The nature of the liquid crystal (LC) alignment in devices is a crucial parameter in the operating efficiency of these devices and there are numerous methods to induce LC alignment. Nanopatterned substrates of polymers including PMMA and PTFE are known to influence the LC alignment due to the confinement. Nanopatterned polymer substrates created using the NanoIndenter have dimensions 500nm x 500nm x 100nm. Following this procedure, the LC alignment is studied after its deposition these nanopatterned surfaces. The LC alignment variation is observed using a Polarizing Optical Microscope (POM). The POM images will be analyzed to map the pixel values to LC alignment in different patterns like grid structures and grooves. Also, finite difference modeling is used to study the theoretical nature of the LC alignment. The Simulated Annealing algorithm is used to minimize the energy of the LC on the patterned surface. Various boundary conditions like anchoring on the side and top walls and surface anchoring strengths will be applied to observe the nature of the resulting alignment. Modeling results of the LC alignment, when performed on different patterns like square grids, triangular and sawtooth shaped substrates shall be compared with the experimental results.

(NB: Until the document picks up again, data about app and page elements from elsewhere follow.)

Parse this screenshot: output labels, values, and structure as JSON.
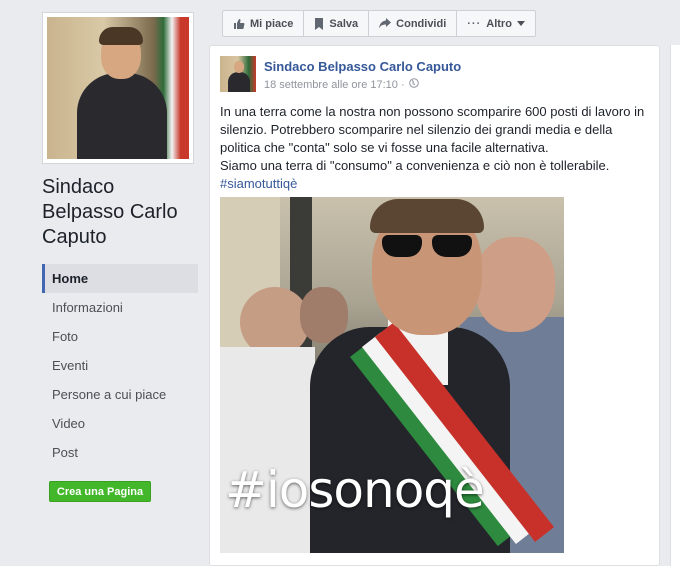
{
  "page": {
    "name_line1": "Sindaco",
    "name_line2": "Belpasso Carlo",
    "name_line3": "Caputo"
  },
  "sidebar": {
    "items": [
      {
        "label": "Home",
        "active": true
      },
      {
        "label": "Informazioni"
      },
      {
        "label": "Foto"
      },
      {
        "label": "Eventi"
      },
      {
        "label": "Persone a cui piace"
      },
      {
        "label": "Video"
      },
      {
        "label": "Post"
      }
    ],
    "create_page_label": "Crea una Pagina"
  },
  "actions": {
    "like_label": "Mi piace",
    "save_label": "Salva",
    "share_label": "Condividi",
    "more_label": "Altro"
  },
  "post": {
    "author": "Sindaco Belpasso Carlo Caputo",
    "timestamp": "18 settembre alle ore 17:10 ·",
    "text_line1": "In una terra come la nostra non possono scomparire 600 posti di lavoro in silenzio. Potrebbero scomparire nel silenzio dei grandi media e della politica che \"conta\" solo se vi fosse una facile alternativa.",
    "text_line2": "Siamo una terra di \"consumo\" a convenienza e ciò non è tollerabile.",
    "hashtag": "#siamotuttiqè",
    "image_text": "#iosonoqè"
  },
  "colors": {
    "link": "#365899",
    "create_button": "#42b72a",
    "active_nav_border": "#4267b2"
  }
}
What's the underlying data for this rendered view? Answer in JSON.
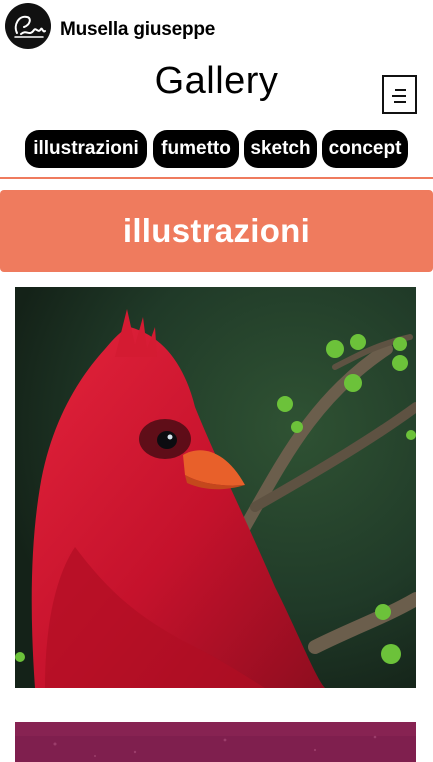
{
  "header": {
    "site_name": "Musella giuseppe",
    "logo_icon": "signature-logo-icon"
  },
  "page": {
    "title": "Gallery",
    "menu_icon": "hamburger-menu-icon"
  },
  "categories": [
    {
      "label": "illustrazioni"
    },
    {
      "label": "fumetto"
    },
    {
      "label": "sketch"
    },
    {
      "label": "concept"
    }
  ],
  "section": {
    "title": "illustrazioni"
  },
  "gallery": {
    "items": [
      {
        "subject": "red cardinal bird painting"
      },
      {
        "subject": "magenta artwork (partially visible)"
      }
    ]
  },
  "colors": {
    "accent": "#ef7b5e",
    "pill_bg": "#000000",
    "pill_text": "#ffffff",
    "cardinal_red": "#c8102e",
    "beak_orange": "#e8602a",
    "background_green": "#1d2e22"
  }
}
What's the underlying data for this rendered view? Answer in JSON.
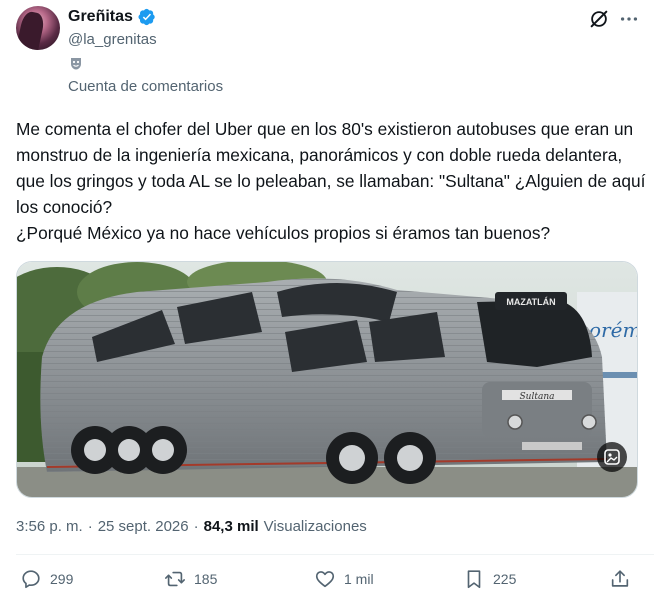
{
  "author": {
    "display_name": "Greñitas",
    "handle": "@la_grenitas",
    "verified": true,
    "account_label": "Cuenta de comentarios",
    "account_label_icon": "theater-masks-icon"
  },
  "header_icons": [
    "grok-icon",
    "more-icon"
  ],
  "tweet": {
    "text": "Me comenta el chofer del Uber que en los 80's existieron autobuses que eran un monstruo de la ingeniería mexicana, panorámicos y con doble rueda delantera, que los gringos y toda AL se lo peleaban, se llamaban: \"Sultana\" ¿Alguien de aquí los conoció?\n¿Porqué México ya no hace vehículos propios si éramos tan buenos?"
  },
  "media": {
    "bus_route_sign": "MAZATLÁN",
    "bus_name_plate": "Sultana",
    "badge_icon": "media-tags-icon"
  },
  "meta": {
    "time": "3:56 p. m.",
    "sep1": "·",
    "date": "25 sept. 2026",
    "sep2": "·",
    "views": "84,3 mil",
    "views_label": "Visualizaciones"
  },
  "actions": {
    "replies": "299",
    "reposts": "185",
    "likes": "1 mil",
    "bookmarks": "225"
  },
  "colors": {
    "text": "#0f1419",
    "secondary": "#536471",
    "verified_blue": "#1d9bf0",
    "divider": "#eff3f4"
  }
}
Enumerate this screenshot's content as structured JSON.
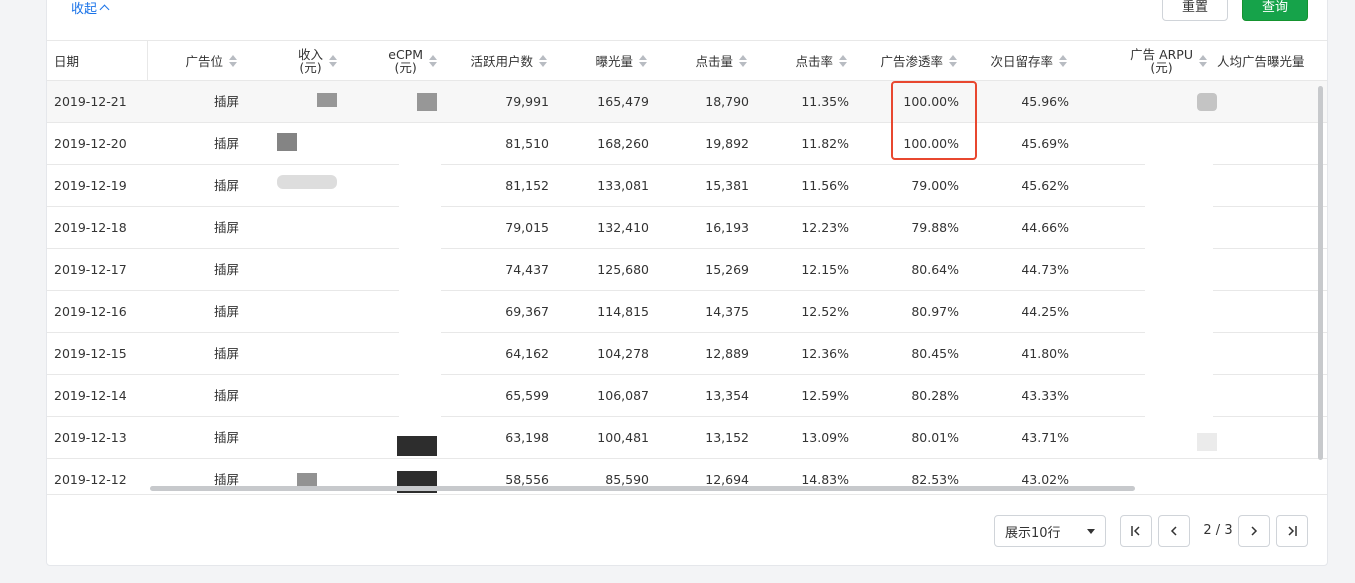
{
  "toolbar": {
    "collapse_label": "收起",
    "reset_label": "重置",
    "query_label": "查询"
  },
  "table": {
    "headers": {
      "date": "日期",
      "ad_slot": "广告位",
      "revenue": "收入",
      "revenue_unit": "(元)",
      "ecpm": "eCPM",
      "ecpm_unit": "(元)",
      "active_users": "活跃用户数",
      "impressions": "曝光量",
      "clicks": "点击量",
      "ctr": "点击率",
      "penetration": "广告渗透率",
      "retention": "次日留存率",
      "arpu": "广告 ARPU",
      "arpu_unit": "(元)",
      "per_user_imp": "人均广告曝光量"
    },
    "rows": [
      {
        "date": "2019-12-21",
        "slot": "插屏",
        "active": "79,991",
        "imp": "165,479",
        "clicks": "18,790",
        "ctr": "11.35%",
        "pen": "100.00%",
        "ret": "45.96%"
      },
      {
        "date": "2019-12-20",
        "slot": "插屏",
        "active": "81,510",
        "imp": "168,260",
        "clicks": "19,892",
        "ctr": "11.82%",
        "pen": "100.00%",
        "ret": "45.69%"
      },
      {
        "date": "2019-12-19",
        "slot": "插屏",
        "active": "81,152",
        "imp": "133,081",
        "clicks": "15,381",
        "ctr": "11.56%",
        "pen": "79.00%",
        "ret": "45.62%"
      },
      {
        "date": "2019-12-18",
        "slot": "插屏",
        "active": "79,015",
        "imp": "132,410",
        "clicks": "16,193",
        "ctr": "12.23%",
        "pen": "79.88%",
        "ret": "44.66%"
      },
      {
        "date": "2019-12-17",
        "slot": "插屏",
        "active": "74,437",
        "imp": "125,680",
        "clicks": "15,269",
        "ctr": "12.15%",
        "pen": "80.64%",
        "ret": "44.73%"
      },
      {
        "date": "2019-12-16",
        "slot": "插屏",
        "active": "69,367",
        "imp": "114,815",
        "clicks": "14,375",
        "ctr": "12.52%",
        "pen": "80.97%",
        "ret": "44.25%"
      },
      {
        "date": "2019-12-15",
        "slot": "插屏",
        "active": "64,162",
        "imp": "104,278",
        "clicks": "12,889",
        "ctr": "12.36%",
        "pen": "80.45%",
        "ret": "41.80%"
      },
      {
        "date": "2019-12-14",
        "slot": "插屏",
        "active": "65,599",
        "imp": "106,087",
        "clicks": "13,354",
        "ctr": "12.59%",
        "pen": "80.28%",
        "ret": "43.33%"
      },
      {
        "date": "2019-12-13",
        "slot": "插屏",
        "active": "63,198",
        "imp": "100,481",
        "clicks": "13,152",
        "ctr": "13.09%",
        "pen": "80.01%",
        "ret": "43.71%"
      },
      {
        "date": "2019-12-12",
        "slot": "插屏",
        "active": "58,556",
        "imp": "85,590",
        "clicks": "12,694",
        "ctr": "14.83%",
        "pen": "82.53%",
        "ret": "43.02%"
      }
    ]
  },
  "pagination": {
    "page_size_label": "展示10行",
    "page_info": "2 / 3"
  },
  "colors": {
    "primary_green": "#16a34a",
    "link_blue": "#1a73e8",
    "highlight_red": "#e8472f"
  }
}
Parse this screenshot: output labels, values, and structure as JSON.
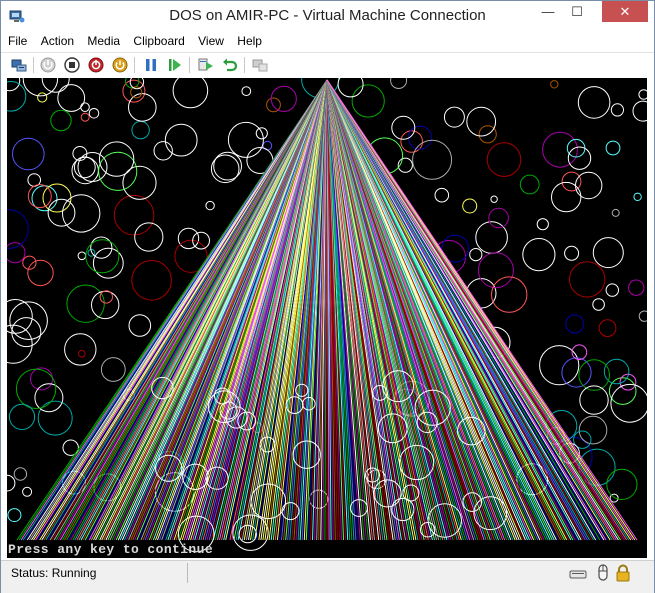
{
  "window": {
    "title": "DOS on AMIR-PC - Virtual Machine Connection",
    "minimize_glyph": "—",
    "maximize_glyph": "☐",
    "close_glyph": "✕"
  },
  "menu": {
    "items": [
      "File",
      "Action",
      "Media",
      "Clipboard",
      "View",
      "Help"
    ]
  },
  "toolbar": {
    "buttons": [
      "ctrl-alt-del-icon",
      "start-icon",
      "turn-off-icon",
      "shut-down-icon",
      "power-icon",
      "pause-icon",
      "resume-icon",
      "save-state-icon",
      "revert-icon",
      "enhanced-session-icon"
    ]
  },
  "screen": {
    "console_line": "Press any key to continue",
    "background": "#000000",
    "fan_colors": [
      "#ffffff",
      "#ff5555",
      "#55ff55",
      "#5555ff",
      "#ff55ff",
      "#55ffff",
      "#ffff55",
      "#aaaaaa",
      "#aa0000",
      "#00aa00",
      "#0000aa",
      "#aa00aa",
      "#00aaaa",
      "#aa5500"
    ]
  },
  "status": {
    "text": "Status: Running"
  }
}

Holographically-formed Polymer Dispersed Liquid Crystals (H-PDLCs) are electro-optic devices containing alternating planar layers of polymer and liquid crystal droplets. Here, we investigate the effects of patterned polymer layers on the liquid crystal alignment. Three types of polymers were investigated: urethane resin, Poly Tetra Fluoro Ethylene (PTFE) and Poly Methyl Methacrylate (PMMA). Nanopatterns of the form of square grids were formed on the polymer using the MTS Nano-Indenter in the scratch mode. Liquid crystal deposition on these structures showed unique alignment effects at the polymer interface. The polymers were examined under the Atomic Force Microscope and alignment of the liquid crystals was observed by Polarizing Optical Microscopy.